- [Activity]: Please copy each line below that contains the word "data".

[Material for this exercise Boundary: Start]

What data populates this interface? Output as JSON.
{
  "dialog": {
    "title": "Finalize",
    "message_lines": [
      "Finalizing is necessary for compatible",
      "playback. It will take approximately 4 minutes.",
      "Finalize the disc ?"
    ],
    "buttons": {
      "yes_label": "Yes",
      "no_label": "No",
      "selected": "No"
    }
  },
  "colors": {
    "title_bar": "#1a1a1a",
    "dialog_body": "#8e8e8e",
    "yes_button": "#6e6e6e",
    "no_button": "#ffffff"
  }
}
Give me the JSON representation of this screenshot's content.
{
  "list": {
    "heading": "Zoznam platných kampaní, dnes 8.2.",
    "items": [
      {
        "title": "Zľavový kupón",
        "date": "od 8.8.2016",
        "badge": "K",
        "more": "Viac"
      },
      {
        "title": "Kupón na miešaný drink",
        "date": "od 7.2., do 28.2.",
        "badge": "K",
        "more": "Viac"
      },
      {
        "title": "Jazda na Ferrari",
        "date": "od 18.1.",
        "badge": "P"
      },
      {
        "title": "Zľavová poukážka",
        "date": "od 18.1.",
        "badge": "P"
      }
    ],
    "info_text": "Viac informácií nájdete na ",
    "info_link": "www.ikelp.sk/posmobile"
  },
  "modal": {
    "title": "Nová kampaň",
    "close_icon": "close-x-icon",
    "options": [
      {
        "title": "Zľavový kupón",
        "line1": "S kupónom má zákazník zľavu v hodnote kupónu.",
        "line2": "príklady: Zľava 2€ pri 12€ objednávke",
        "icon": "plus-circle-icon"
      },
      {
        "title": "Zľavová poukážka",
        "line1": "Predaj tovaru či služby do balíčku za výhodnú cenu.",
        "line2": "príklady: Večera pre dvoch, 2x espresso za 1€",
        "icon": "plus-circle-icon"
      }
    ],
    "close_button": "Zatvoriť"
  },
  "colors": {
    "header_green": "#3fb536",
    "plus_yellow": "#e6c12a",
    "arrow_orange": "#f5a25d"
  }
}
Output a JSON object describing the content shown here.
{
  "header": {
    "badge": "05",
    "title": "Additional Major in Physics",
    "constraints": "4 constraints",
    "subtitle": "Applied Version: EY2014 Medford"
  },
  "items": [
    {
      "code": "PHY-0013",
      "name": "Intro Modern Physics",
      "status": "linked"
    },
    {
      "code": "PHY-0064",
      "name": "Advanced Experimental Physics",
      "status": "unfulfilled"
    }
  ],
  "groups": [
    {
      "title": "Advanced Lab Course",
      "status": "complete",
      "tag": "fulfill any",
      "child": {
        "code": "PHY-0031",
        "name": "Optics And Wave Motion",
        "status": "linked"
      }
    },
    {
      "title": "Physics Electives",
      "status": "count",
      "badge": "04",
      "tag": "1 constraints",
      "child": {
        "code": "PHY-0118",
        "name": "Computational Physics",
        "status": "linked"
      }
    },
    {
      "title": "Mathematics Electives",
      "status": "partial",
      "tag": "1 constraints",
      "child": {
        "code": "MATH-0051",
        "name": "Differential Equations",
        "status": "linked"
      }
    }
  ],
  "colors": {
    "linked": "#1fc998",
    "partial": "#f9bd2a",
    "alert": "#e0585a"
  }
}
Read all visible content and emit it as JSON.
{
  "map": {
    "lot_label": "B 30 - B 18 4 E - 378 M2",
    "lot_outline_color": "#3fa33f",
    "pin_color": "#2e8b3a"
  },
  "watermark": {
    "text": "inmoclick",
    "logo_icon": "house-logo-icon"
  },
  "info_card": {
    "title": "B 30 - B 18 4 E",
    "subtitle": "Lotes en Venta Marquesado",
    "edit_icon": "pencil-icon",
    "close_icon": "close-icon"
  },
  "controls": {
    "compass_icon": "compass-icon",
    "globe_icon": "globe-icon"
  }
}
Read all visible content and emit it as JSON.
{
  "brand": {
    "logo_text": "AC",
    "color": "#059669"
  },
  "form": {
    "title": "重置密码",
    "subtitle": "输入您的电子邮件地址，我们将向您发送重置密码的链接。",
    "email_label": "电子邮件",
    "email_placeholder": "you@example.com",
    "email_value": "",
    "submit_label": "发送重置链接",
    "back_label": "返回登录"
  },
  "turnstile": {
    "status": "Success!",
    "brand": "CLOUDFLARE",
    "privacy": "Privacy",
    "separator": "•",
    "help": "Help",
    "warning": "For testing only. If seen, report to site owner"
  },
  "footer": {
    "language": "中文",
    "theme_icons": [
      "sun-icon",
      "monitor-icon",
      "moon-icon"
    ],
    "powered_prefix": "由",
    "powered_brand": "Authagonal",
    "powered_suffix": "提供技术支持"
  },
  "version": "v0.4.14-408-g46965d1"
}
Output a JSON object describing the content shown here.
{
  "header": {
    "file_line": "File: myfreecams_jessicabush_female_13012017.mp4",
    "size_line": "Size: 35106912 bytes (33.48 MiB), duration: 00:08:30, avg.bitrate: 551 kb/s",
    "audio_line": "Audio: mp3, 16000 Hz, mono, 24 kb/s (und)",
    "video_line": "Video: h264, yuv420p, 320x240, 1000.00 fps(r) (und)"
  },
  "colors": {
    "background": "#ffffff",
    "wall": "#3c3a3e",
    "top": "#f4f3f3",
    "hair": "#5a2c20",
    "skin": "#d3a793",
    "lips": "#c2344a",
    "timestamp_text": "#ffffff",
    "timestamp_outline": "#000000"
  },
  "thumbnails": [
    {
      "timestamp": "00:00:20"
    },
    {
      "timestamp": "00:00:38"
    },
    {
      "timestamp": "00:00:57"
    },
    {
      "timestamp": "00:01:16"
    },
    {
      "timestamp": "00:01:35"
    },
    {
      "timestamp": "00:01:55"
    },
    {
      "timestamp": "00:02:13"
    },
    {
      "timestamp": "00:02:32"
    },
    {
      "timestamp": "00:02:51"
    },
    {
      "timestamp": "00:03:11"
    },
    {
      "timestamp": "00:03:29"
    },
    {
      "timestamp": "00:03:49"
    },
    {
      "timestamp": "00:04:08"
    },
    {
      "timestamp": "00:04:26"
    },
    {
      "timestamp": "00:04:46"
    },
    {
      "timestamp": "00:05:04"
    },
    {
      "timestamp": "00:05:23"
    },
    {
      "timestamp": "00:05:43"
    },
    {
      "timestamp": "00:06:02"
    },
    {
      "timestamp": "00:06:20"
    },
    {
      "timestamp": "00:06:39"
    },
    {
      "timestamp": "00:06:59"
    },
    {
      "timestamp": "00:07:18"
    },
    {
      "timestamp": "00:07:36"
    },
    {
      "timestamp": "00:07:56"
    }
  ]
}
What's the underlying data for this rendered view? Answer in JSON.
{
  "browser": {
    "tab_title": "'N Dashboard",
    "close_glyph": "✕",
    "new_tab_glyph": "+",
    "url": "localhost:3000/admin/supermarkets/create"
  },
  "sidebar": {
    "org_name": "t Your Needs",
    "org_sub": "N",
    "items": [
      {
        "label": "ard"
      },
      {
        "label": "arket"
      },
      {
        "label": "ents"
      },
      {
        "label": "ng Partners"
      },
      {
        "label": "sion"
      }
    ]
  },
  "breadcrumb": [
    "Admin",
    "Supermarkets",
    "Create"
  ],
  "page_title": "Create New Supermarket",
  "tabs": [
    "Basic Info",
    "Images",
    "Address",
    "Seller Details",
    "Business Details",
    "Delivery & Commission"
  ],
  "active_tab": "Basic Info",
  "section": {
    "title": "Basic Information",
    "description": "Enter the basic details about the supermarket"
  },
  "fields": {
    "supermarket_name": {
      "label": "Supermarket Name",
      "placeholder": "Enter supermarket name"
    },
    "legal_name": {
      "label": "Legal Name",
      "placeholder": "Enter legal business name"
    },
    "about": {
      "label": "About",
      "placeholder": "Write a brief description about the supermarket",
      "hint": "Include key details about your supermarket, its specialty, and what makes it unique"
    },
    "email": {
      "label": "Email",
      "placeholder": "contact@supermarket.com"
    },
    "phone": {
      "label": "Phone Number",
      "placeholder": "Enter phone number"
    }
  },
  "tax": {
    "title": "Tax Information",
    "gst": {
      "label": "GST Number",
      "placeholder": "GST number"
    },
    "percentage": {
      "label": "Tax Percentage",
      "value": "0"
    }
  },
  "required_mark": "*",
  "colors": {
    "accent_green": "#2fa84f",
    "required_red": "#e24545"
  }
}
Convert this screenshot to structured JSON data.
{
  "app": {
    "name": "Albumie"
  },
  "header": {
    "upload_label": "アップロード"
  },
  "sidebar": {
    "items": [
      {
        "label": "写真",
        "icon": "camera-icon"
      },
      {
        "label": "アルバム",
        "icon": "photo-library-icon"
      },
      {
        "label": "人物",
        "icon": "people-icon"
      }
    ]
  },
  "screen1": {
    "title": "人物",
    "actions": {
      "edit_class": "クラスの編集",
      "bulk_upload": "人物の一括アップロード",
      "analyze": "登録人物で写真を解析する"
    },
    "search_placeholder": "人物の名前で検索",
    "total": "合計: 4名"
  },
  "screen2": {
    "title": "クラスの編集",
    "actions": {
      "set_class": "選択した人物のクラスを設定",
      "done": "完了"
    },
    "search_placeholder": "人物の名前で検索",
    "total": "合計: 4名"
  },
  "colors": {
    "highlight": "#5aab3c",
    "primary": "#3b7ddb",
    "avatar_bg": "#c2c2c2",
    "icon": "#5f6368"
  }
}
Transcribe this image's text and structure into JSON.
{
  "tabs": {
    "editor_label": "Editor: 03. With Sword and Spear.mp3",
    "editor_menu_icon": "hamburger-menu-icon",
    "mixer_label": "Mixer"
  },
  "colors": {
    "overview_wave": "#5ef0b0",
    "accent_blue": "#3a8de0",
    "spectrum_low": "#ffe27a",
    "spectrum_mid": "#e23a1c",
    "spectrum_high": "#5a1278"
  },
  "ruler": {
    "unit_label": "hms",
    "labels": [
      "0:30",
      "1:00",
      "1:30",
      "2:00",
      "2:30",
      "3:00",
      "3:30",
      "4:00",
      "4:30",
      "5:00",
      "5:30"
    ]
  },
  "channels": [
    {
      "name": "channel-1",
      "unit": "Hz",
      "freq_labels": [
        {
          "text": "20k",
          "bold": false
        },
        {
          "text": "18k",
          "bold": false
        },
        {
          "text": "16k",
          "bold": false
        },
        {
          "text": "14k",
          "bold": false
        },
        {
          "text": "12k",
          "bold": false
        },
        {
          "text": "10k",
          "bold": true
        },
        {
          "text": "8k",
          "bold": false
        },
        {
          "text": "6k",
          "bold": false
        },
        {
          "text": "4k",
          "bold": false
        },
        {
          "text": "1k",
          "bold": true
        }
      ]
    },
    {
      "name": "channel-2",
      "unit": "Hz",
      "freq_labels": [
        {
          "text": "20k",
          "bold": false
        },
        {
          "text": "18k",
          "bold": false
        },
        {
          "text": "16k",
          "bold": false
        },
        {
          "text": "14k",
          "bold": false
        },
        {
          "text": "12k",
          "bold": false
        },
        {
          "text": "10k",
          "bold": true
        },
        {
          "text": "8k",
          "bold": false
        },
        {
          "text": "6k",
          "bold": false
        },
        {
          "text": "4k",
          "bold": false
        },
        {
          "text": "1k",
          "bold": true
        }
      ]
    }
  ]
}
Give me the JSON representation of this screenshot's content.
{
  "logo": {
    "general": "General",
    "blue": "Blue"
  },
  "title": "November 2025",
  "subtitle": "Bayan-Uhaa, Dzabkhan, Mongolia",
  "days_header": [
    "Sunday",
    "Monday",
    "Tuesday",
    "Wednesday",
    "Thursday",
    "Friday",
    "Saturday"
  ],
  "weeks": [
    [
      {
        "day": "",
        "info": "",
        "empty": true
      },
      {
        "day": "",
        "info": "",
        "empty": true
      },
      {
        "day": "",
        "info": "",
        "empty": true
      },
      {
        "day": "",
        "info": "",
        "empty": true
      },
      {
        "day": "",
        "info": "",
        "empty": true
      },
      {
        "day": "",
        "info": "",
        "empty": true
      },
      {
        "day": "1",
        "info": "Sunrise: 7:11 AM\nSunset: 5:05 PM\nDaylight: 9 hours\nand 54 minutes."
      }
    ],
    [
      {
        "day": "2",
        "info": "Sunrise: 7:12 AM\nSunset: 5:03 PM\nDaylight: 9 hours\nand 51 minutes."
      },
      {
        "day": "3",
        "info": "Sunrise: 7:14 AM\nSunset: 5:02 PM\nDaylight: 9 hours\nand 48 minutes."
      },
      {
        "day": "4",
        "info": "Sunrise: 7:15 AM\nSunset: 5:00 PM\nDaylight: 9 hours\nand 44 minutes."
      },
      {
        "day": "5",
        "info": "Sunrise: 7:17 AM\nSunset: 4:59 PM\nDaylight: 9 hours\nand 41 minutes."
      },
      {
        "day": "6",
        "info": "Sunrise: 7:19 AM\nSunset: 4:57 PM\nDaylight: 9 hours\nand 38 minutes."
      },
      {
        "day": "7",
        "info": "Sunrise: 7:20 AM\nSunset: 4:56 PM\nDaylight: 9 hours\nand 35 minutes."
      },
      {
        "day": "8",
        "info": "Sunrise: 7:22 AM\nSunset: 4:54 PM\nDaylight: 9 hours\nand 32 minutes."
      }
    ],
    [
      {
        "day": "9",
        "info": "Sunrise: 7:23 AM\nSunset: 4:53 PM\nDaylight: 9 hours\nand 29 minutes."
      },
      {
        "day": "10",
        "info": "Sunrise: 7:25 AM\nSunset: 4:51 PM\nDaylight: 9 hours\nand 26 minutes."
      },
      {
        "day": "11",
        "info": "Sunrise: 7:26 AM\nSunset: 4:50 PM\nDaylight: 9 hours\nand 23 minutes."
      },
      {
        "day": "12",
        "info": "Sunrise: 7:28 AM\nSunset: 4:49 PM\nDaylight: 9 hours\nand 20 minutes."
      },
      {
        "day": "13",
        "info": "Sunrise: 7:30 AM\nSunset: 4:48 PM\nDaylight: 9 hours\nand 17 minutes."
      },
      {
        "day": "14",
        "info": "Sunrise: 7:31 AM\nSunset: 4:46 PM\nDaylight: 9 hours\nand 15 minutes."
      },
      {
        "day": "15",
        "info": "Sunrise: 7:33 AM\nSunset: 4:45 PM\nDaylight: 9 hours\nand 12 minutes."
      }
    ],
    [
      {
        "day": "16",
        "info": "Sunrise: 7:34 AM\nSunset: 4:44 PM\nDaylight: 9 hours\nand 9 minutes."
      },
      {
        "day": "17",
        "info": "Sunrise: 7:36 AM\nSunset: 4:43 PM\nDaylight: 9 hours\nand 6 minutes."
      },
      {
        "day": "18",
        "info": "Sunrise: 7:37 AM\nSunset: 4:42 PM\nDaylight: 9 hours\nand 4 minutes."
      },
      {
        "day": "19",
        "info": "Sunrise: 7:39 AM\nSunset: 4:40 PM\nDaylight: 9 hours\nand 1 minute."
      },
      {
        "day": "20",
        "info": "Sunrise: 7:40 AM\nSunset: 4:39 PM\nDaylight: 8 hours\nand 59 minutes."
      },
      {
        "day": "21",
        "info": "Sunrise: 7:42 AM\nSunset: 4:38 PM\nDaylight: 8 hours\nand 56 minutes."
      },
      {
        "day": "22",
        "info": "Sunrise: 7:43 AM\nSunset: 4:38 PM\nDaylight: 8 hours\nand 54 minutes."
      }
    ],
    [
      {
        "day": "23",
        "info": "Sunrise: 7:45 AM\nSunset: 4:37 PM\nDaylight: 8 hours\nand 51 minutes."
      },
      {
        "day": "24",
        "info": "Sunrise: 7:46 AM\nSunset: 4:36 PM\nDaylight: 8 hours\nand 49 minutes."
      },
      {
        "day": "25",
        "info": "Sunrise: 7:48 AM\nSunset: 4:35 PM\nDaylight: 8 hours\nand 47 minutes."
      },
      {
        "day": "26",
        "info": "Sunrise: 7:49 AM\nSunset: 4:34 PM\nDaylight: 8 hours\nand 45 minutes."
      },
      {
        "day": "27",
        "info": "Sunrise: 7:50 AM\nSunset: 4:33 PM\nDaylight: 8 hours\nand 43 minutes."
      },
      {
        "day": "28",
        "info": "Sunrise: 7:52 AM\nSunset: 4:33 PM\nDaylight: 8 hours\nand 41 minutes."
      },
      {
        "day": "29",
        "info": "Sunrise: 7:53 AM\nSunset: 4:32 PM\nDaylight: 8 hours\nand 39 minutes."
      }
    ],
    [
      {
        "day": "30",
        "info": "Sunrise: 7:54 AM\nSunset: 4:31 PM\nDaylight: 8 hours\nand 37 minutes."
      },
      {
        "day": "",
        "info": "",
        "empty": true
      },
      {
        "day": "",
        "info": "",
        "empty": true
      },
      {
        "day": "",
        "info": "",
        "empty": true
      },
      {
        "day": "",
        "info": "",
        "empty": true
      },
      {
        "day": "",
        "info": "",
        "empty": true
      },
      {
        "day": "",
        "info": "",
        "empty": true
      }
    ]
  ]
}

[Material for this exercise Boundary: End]

- [Your response]:
What data populates this interface? Output as JSON.
What's the underlying data for this rendered view? Answer in JSON.
Convert this screenshot to structured JSON data.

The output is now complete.